It doesn’t always work. If it was easy, we would have done it long ago, but, given the economic trauma that we have all been through in the past five years and more, we have to take on those difficulties. We have to put the greater interest first, and try to work our way through the difficulties.
The same is true here in Ireland. As you know, the Irish people have been through five years of economic trauma. Many people have suffered unjustly as we have struggled to react to effects of the property bubble, and a deep financial and economic crisis. In the past two years, it is fair to say, we have made enormous strides forward. It has not been easy. It has required sacrifices of many people – people who had no hand, act or part in the creation of the problem. As a Government we have done everything we can to be as fair as we can. We have worked, night and day, not just to deal with our financial crisis, but to reform, re-position and re-invent our economy. Just as in Europe, financial stability in Ireland is vital, and we have had enormous success in brining that stability about. But stability is not enough. We also need jobs and growth.
This week, it is fair to say, we have had a set-back. The Government is disappointed that the public services unions did not vote to accept a new pay agreement, which would have reduced the public service pay bill by another 7 percent, on top of two pay reductions that public servants have already borne. It’s disappointing, but we always accepted that we were asking a lot. The question is, what do we do now?
This is a very serious moment for all of us.
Having achieved so much, are we now to put those achievements at risk?
Across the world, one of the things that people say about Ireland is that, yes, the problems are great, but we are dealing with them, and we are dealing with them without open conflict. That’s not the same as saying that people are happy with everything that has happened, - of course they aren’t - but we have maintained stability and industrial peace. Are we now going to put all of that at risk? Are we going to go down the road of conflict and confrontation?
There are no easy options. There are no fairytale solutions, but we are 85 percent of the way towards financial stability.
In the past two years, we have asked a lot of people. And what we have found is that, despite everything, there is a deep well of patriotism in this country. The vast majority of people want the country to succeed – because they know, that there is such a thing as society. They know that unless the country succeeds, none of us can succeed.

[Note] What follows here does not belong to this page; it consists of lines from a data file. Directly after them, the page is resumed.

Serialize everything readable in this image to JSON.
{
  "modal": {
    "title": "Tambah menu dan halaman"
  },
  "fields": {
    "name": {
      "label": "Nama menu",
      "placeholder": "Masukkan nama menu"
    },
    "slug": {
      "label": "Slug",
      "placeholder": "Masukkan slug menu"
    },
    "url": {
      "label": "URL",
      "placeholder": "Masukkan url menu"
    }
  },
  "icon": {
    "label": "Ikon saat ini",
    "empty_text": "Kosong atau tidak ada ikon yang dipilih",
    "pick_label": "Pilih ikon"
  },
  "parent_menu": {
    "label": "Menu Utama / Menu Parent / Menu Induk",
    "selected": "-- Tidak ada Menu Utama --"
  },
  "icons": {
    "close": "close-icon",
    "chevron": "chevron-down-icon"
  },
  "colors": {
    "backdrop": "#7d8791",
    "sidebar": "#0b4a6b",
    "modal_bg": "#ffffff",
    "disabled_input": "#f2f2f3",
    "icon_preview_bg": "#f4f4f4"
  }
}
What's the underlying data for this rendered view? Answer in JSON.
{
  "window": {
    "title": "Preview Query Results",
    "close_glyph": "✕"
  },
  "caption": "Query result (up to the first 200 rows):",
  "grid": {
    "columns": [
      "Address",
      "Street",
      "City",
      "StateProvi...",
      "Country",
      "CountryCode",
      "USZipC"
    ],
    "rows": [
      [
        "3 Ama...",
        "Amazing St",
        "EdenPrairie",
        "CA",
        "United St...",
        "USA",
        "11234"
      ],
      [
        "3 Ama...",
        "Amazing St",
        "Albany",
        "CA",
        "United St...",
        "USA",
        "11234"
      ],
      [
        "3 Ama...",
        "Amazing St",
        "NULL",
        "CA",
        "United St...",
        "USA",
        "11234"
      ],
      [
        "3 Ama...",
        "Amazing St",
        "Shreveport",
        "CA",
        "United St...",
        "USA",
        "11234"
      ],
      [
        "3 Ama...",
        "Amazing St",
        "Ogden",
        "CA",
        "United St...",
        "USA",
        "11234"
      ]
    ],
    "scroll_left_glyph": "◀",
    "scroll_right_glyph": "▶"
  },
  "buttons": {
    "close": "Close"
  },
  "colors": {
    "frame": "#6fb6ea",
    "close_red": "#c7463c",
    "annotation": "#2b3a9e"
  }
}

What the Government has to reflect on is how to move on from here. We have to respect the people who voted. We have to reflect on what that means, but we also have to reflect on the bigger picture. On how to guide the country forward to effectively exit the programme and continue the work of rebuilding the economy and creating jobs. We have to unite the country, not divide it. Where we look honestly at what it is that remains to be done, in financial reform, in budget adjustment, and in respect of economic growth.
Two years ago, very few people believed that Ireland would be able to exit its programme in 2013. Today, we are only seven months from achieving that goal. What we have achieved has been remarkable. What we need to do now, is to set out our goal, of how to finish the job, and how to do it fairly. I am confident we can do that.